I didn’t like playgrounds as a kid and I certainly don’t enjoy them now as a mother. I blame the movie, Kramer vs. Kramer for instigating my lifelong playground paranoia. In an unforgettable scene, the boy playing Dustin Hoffman’s son falls off the monkey bars onto the very unsafe concrete. He runs to his son (too late), scoops his bloody body and runs with him for a dozen blocks to the emergency room.
When I first embarked upon the playground world, I was my son’s shadow. We went down the slide together, we built in the sandbox, and we chased each other in a captivating game of tag. I cherish those memories and my teenager has no recollection of them.
The playground inflames my otherwise dormant imagination. I envision possible worst-case scenarios with every attraction. The monkey bars, the slide-down pole, the tire swing are ticking time bombs and yet children play with reckless abandonment while I gasp at every misstep.

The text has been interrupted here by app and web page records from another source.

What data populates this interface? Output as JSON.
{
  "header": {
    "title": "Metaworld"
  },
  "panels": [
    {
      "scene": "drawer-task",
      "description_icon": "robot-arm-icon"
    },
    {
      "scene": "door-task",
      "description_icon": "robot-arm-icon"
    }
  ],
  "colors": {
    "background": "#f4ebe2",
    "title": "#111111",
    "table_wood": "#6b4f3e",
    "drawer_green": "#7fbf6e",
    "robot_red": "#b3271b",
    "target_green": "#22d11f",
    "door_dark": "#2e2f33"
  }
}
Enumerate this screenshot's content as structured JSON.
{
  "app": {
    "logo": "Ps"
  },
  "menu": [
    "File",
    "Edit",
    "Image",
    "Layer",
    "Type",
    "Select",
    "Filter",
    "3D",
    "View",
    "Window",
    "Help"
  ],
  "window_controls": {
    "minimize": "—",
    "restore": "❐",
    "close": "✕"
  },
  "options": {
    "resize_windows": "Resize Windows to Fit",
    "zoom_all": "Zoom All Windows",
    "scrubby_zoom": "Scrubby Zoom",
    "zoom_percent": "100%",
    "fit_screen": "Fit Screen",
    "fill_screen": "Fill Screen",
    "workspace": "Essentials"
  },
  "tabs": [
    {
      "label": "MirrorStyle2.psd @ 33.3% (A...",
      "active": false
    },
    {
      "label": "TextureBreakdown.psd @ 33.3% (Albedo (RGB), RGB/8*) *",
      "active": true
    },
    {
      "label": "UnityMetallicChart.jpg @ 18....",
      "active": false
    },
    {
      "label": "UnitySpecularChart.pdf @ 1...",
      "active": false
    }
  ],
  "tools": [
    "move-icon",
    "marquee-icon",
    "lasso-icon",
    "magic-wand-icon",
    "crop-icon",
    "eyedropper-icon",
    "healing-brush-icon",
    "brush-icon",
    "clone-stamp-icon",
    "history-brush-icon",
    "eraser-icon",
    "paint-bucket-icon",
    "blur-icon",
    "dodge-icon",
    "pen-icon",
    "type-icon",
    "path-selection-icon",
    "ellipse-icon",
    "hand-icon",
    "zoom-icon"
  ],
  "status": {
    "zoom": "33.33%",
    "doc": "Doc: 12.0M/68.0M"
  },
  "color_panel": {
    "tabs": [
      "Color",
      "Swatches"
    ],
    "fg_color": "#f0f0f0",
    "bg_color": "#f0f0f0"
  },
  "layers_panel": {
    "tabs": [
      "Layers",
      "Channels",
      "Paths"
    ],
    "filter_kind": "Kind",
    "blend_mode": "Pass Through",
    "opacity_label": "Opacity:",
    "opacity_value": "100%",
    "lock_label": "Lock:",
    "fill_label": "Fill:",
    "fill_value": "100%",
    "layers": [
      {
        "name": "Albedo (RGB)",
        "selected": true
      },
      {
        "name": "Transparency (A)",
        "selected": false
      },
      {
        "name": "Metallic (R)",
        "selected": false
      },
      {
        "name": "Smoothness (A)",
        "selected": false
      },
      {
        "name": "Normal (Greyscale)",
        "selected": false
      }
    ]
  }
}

As a child, I preferred to sit on the green wooden bench keeping my mother company rather than frolic in the concrete jungle for kids. I didn’t like making the first move with other kids. I never understood the inclination towards swinging on monkey bars; I left it to the animals and preferred the solo (safer) flight on a swing, where I controlled how fast, how high and when I got off. There were too many opportunities to fail (not make friends or fall). I didn’t want to follow other kids around who seemed to be playing “stupid” games. The threat of every Lord of the Flies scenario presented itself at every corner. Worst of all, there seemed to be no governing rules other than “no bike riding, loud music playing, or exposing yourself.”
Without rules, children behave like wild animals released from cages.
My daughter is now five years old and absolutely LOVES the playground. Of course. For the first few years, I hovered just as I had with my son, maybe even more. Finally, I realized she was on this exact school playground every day during recess with no teacher lingering around her, and I relaxed on the bench as she risked her life all over the place.
You can learn a lot about a child by watching them at the playground. Some sit passively in a sandbox methodically pushing around a matchbox car. Others wrangle a team together into a mission taking them around the climbing structure and across the shaky bridge. Some kids climb UP the slide. I tell my daughter not to climb upwards and get annoyed as other mothers disregard how their kids are DOING IT THE WRONG WAY!
Today I had a spark of appreciation for the playground. Instead of sitting on the edge of the bench, muscles tensed, jaw tight, craning my neck to watch my daughter’s every movement, I listened to my husband who said, “I allow you to not watch her.” He said he would not blame me if someone stole her so I allowed myself to sit back into the bench, the sun on my face and observe. The playground presented itself to me as a live-action metaphor for life: to live with abandon, to soar through infinite possibilities on the power of your imagination, to introduce yourself to strangers and have an adventure together, to disagree on the rules but be fair and kind because we are born to empathize and connect and love.
4 thoughts on ““I Hate Playgrounds” Club”
I love and hate the playground. I love how quickly kids make friends on the playground. My somewhat reserved 4 year old daughter will just go up to someone else and say, “Girl! Do you want to play?” And, that’s’ that. Best friends … well, at least for the thirty minutes we’re there!
I was never good at going up to kids and just talking. Better now. Much better but my daughter is truly inspirational how she has the balls! Thanks for reading!
I’m nearing the golden age of playgrounds where I won’t have to participate in the activities much at all…maybe even read a book while G plays. So looking forward to that. But what made me laugh here is your comment about kids going up the slide. I feel the same way! To the degree that I’ve been putting off reading a parenting book that by all accounts lines up well with my philosophies (no homework, lots of outside unstructured play, etc), just because it’s called something like ‘It’s OK To Go Up the Slide’. I get the authors intent with the title, but still – it’s actually NOT ok to allow your kid to be inconsiderate when others are trying to play.
And thus I kick off my new resolution to actively comment on your site, not just quietly enjoy your posts via my feedly. 🙂
I love it and so welcome the comments! It’s lonely out here when you’re spilling your soul to a black hole. And really I edited this piece down so much because I had such a rant about New York City mothers and their complete disregard for any kind of discipline and instead just flaunt their diamonds and their fancy strollers. Thank you for reading!